Grasp Synergy ROS package
This package implements grasp synergies (aka eigengrasps): low-dimensional representation of hand configurations.
Very basically, grasp synergies are computed by doing PCA on a bunch of hand configurations (joint angles) to infer a low-dimensional representation.
Points in this low-dimensional space can then be reprojected to the full configuration space to control the hand.
This ROS package is independent of any hand configuration. It consists of two components: - the GraspSynergy class: compute & store synergies from high-dimensional grasp configurations, and compute grasps from low-dimensional input. - the synergy_node: ROS magic to provide nice interfaces for controlling grasp synergies.
Grasp Synergies (aka eigengrasps) are just low-dimensional representations of the grasp learned using PCA.
The GraspSynergy class is just a convenience class for computing, storing, and commanding grasp synergies. It is hand-agnostic.
Grasping data can be of any form: - A numpy matrix of joint values (N by D) - A list of sensor_msgs/JointState messages - A filepath to a rosbag file.
Here N are the number of collected grasps and D is the full dimensionality of the hand. We extract all D principal components (synergies), but in practice we will only use a smaller number.
To compute a grasp (in the original space), simply pass in a B-dimensional
vector of coefficients to
compute_grasp. (Nominally, B < D.) The method will
automatically figure out how many components to use, and return the
corresponding grasp configuration in the original D-dimensional space.
The synergy node enables you to load a grasp synergy space, create subscribers for the synergy space, and publish desired joint state messages to control the hand. It creates one top-level subscriber for fully-specified coefficient vector and many per-component subscribers for each component (each for a single value).
Each time the node receives a new low-dimensional (synergy-space) point, it computes the hand configuration and publishes a message with the desired joint states.
Subscribers: The node can create a variable number of subscribers: one for the fully-specified coefficient vector, and one per component (with singleton values). By default, the node is trained using a bag file of hand configuration data.
So for example, you might have the following subscribers for 5 synergies:
* /grasp_synergy [std_msgs/Float32MultiArray] * /grasp_synergy/syn_0 [std_msgs/Float32] * /grasp_synergy/syn_1 [std_msgs/Float32] * /grasp_synergy/syn_2 [std_msgs/Float32] * /grasp_synergy/syn_3 [std_msgs/Float32]
This enables you to use tools like
(http://wiki.ros.org/rqt_ez_publisher) to provide a nice slider GUI interface to
the synergy space:

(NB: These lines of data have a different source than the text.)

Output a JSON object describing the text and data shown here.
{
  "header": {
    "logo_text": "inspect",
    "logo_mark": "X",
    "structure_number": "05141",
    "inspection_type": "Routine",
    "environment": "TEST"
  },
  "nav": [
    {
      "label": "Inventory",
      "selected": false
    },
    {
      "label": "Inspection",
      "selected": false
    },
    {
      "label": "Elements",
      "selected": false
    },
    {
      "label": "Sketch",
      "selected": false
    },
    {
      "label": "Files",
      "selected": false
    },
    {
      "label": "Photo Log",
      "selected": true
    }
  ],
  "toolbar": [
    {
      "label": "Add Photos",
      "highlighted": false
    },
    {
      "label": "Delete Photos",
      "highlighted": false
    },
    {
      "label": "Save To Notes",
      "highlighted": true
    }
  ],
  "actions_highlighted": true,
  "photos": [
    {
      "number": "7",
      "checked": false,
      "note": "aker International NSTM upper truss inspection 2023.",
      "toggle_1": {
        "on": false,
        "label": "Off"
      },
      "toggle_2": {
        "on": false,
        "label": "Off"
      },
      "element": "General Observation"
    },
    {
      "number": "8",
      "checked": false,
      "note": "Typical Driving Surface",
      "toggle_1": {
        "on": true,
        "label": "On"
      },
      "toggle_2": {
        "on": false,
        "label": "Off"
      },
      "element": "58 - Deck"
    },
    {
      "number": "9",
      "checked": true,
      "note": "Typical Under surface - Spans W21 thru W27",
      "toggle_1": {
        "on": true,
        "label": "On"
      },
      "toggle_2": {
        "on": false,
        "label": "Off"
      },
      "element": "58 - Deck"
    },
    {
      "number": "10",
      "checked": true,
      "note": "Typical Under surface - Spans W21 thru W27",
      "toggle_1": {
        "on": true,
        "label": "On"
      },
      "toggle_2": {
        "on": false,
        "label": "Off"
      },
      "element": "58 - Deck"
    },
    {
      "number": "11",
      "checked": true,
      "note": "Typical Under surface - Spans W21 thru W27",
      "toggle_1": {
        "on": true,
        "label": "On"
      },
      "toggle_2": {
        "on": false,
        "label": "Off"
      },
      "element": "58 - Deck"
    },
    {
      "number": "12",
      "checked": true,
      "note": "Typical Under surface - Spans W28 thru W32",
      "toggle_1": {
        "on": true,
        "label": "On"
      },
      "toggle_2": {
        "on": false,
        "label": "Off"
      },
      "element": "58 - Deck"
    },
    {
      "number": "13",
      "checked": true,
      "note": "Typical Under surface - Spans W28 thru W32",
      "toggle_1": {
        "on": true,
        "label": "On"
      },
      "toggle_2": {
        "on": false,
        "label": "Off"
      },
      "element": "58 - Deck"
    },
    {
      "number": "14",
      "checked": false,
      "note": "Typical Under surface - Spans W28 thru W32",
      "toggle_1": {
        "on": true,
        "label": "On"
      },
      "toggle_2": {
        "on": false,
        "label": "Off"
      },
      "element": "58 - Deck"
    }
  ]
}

NOTE: Due to a small bug in rqt_ez_publisher, if you want to use the sliders to control the individual synergies (/grasp_synergy/syn_N) you need to use the latest rqt_ez_publisher (checkout directly from github into your workspace and run the local copy).
Publisher: The desired joint state topic must be given.